Woman pulled alive from rubble in Christchurch, NZ

A paramedic tends to a woman, believed to be Ann Bodkin, as she's lifted from the rubble of the Pyne Gould building. (Getty Images / February 23, 2011)

CHRISTCHURCH, New Zealand -- New Zealand authorities have given up hope of finding any more survivors from last week's devastating earthquake and will now look to recover the remaining victims, officials said on Thursday.

The head of the civil defense said there had been no live rescues since last week and the grim reality was that no more people would be found alive.

"As time has gone on the chances of finding others alive has diminished. Sadly there comes a point where the response effort has to shift from rescue to the recovery of bodies, and regrettably we have reached that point," said John Hamilton.

Seventy people were pulled out alive from leveled buildings in the city's central business district, when the quake struck at 12.51 p.m. last Tuesday, at a time when the city center was full of lunching office workers and shoppers. The last person found alive was the day after.

The confirmed death toll is 161, with police estimating that the final toll may be as high as 240, making it the second worst natural disaster after the 1931 Napier earthquake which claimed 256 people.

The victims are believed to have come from more than 20 countries, with many being foreign students -- including Japanese and Chinese -- at an English language school in a building where the six floors collapsed on top of each other.

The local mayor said the news made it a "terrible" day for Christchurch.

"We will continue to hold hope that there is a still a miracle out there," Bob Parker said.

More than 1,000 rescuers from New Zealand and seven countries, including Japan, the United States, Australia, and Taiwan, have worked day and night to find any survivors, but had found only the dead after the rescue of a woman in a finance company building last Wednesday.

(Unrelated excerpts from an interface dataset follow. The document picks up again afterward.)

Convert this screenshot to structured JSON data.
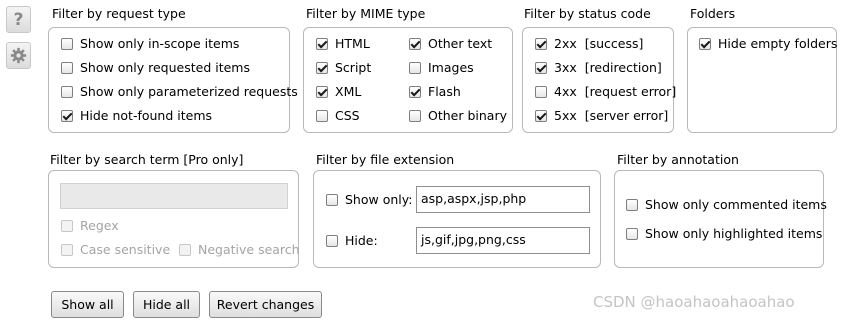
{
  "sidebar": {
    "help_glyph": "?",
    "help_icon": "question-mark-icon",
    "settings_icon": "gear-icon"
  },
  "request_type": {
    "title": "Filter by request type",
    "items": [
      {
        "label": "Show only in-scope items",
        "checked": false
      },
      {
        "label": "Show only requested items",
        "checked": false
      },
      {
        "label": "Show only parameterized requests",
        "checked": false
      },
      {
        "label": "Hide not-found items",
        "checked": true
      }
    ]
  },
  "mime_type": {
    "title": "Filter by MIME type",
    "left": [
      {
        "label": "HTML",
        "checked": true
      },
      {
        "label": "Script",
        "checked": true
      },
      {
        "label": "XML",
        "checked": true
      },
      {
        "label": "CSS",
        "checked": false
      }
    ],
    "right": [
      {
        "label": "Other text",
        "checked": true
      },
      {
        "label": "Images",
        "checked": false
      },
      {
        "label": "Flash",
        "checked": true
      },
      {
        "label": "Other binary",
        "checked": false
      }
    ]
  },
  "status_code": {
    "title": "Filter by status code",
    "items": [
      {
        "label": "2xx  [success]",
        "checked": true
      },
      {
        "label": "3xx  [redirection]",
        "checked": true
      },
      {
        "label": "4xx  [request error]",
        "checked": false
      },
      {
        "label": "5xx  [server error]",
        "checked": true
      }
    ]
  },
  "folders": {
    "title": "Folders",
    "items": [
      {
        "label": "Hide empty folders",
        "checked": true
      }
    ]
  },
  "search_term": {
    "title": "Filter by search term [Pro only]",
    "input_value": "",
    "regex_label": "Regex",
    "case_label": "Case sensitive",
    "negative_label": "Negative search"
  },
  "file_extension": {
    "title": "Filter by file extension",
    "show_only_label": "Show only:",
    "show_only_checked": false,
    "show_only_value": "asp,aspx,jsp,php",
    "hide_label": "Hide:",
    "hide_checked": false,
    "hide_value": "js,gif,jpg,png,css"
  },
  "annotation": {
    "title": "Filter by annotation",
    "items": [
      {
        "label": "Show only commented items",
        "checked": false
      },
      {
        "label": "Show only highlighted items",
        "checked": false
      }
    ]
  },
  "buttons": {
    "show_all": "Show all",
    "hide_all": "Hide all",
    "revert": "Revert changes"
  },
  "watermark": "CSDN @haoahaoahaoahao"
}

Rescue officials said a recovery operation will see them move to clearing away damaged buildings with heavy machinery instead of the more painstaking methods used when seeking survivors.

The government has said there will be an inquiry into how buildings in the city hit by last September's force 7.1 quake were passed as safe for use, and whether that was a factor in the amount of casualties.

Preliminary costs of the quake have been put as high as NZ$15 billion ($11 billion), which the government has said is affordable although it may need to borrow more in the short term and change its spending priorities.